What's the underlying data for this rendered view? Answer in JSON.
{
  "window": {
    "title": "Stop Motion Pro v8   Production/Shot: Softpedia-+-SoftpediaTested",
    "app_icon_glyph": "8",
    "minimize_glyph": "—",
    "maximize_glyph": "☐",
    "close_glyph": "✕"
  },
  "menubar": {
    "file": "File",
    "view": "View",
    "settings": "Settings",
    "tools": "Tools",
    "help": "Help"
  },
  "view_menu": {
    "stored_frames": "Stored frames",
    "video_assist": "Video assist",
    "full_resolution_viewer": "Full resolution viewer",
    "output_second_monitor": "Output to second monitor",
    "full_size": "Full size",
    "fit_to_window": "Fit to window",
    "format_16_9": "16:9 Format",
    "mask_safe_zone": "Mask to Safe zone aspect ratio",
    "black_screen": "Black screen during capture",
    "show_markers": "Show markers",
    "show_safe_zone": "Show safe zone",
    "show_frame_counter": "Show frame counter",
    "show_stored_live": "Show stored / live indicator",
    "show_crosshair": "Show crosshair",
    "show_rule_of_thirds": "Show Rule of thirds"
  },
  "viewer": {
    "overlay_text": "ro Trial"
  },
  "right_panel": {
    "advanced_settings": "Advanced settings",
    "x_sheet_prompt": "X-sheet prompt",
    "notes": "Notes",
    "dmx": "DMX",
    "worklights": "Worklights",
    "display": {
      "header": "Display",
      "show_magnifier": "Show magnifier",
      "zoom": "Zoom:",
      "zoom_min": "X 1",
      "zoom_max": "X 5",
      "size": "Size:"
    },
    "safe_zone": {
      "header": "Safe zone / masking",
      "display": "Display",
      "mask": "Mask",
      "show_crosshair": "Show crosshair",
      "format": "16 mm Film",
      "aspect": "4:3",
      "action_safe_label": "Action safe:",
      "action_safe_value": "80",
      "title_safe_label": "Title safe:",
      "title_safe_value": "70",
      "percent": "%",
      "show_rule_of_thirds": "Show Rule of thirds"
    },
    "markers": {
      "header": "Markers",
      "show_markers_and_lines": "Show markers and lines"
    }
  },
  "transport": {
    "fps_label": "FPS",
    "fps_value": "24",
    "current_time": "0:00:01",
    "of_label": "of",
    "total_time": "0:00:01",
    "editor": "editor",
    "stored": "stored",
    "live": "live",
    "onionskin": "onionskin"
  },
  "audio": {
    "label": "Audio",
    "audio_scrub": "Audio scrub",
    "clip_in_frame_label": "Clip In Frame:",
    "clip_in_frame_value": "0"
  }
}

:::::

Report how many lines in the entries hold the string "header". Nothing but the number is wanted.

3